The Local Authority Public Health supports national campaigns on cervical (June and January), bowel (April) and breast (October) cancers. They work with Cancer Research UK, HealthWatch Bedfordshire and a community organisation to promote screening uptake and addressing inequality.
This programme offers mammographic screening on a 3-yearly basis for women aged 50—70 with older women able to self-refer. The age extension has started bringing all women aged 47—73 into the programme over a six year period so that by 2017 all women will be offered their first screen between ages 47—50 and eight subsequent screens offered at 3-yearly intervals. Age extension is being introduced as a randomised process in line with national guidance. This means at some GP practices, women aged 47—50 will be included whereas in others women aged 70—73. However by 2017 all women in the wider age range will be invited.
Along with this age extension, breast screening is being transferred to a digital X-ray equipment to improve the quality of the images.
In 2016, breast screening coverage was 78.8%; Central Bedfordshire had results above the national target of 70% for the past year. If a GP practice deprivation was low, the performance tended to be high.

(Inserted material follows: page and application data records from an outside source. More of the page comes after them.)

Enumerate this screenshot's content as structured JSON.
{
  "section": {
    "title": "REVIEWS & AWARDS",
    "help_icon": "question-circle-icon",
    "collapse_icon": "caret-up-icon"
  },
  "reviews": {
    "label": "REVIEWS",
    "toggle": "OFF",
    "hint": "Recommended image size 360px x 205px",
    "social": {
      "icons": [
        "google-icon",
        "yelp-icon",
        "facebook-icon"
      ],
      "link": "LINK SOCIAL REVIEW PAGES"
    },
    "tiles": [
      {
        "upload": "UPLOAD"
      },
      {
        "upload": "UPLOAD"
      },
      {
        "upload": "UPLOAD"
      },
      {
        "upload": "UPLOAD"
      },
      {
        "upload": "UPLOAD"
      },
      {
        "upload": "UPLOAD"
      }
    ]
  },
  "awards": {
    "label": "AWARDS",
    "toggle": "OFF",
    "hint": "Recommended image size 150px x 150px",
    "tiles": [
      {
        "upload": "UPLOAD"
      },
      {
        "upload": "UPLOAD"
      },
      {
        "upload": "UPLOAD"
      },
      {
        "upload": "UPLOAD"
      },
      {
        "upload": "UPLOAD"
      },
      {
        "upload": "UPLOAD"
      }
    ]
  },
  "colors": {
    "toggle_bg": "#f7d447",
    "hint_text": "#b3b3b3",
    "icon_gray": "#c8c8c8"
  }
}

This programme offers screening for women aged 25—49 every three years and for women aged 50—64 every five years.
In 2016, cervical screening coverage was 77.2%; this is a lower rate compared with the national target coverage (80%). Coverage is lower in the 25-49 age-group than that of the 50-64 group. If GP practice deprivation was low, the performance tended to be high.
This programme started in 2009 offering screening to those aged 60—69. The screening is offered on a 2-yearly cycle. The uptake was counted as the percentage who returned their Faecal Occult Blood test (FOBt) test kits within 12 weeks. In October 2012 NHS Bedfordshire offered age-extension so that screening was available to those aged 60—74 years.
Bowel scope (flexible sigmoidoscopy) screening is a one-off invitation to all people aged 55 years. The rollout is being implemented as a phased process; full rollout is expected to be completed by the end of 2016/17. In Bedfordshire the plan is to introduce a new bowel scope screening list every 3 months, alternating between Luton and Bedford sites.
In 2016, bowel screening uptake was 58.7%. Performance was above target (52%). There has been a national drop in uptake as the programme develops and recalls previous participants. If GP practice deprivation was low, the performance tended to be high.
Last updated Wednesday, 1st November 2017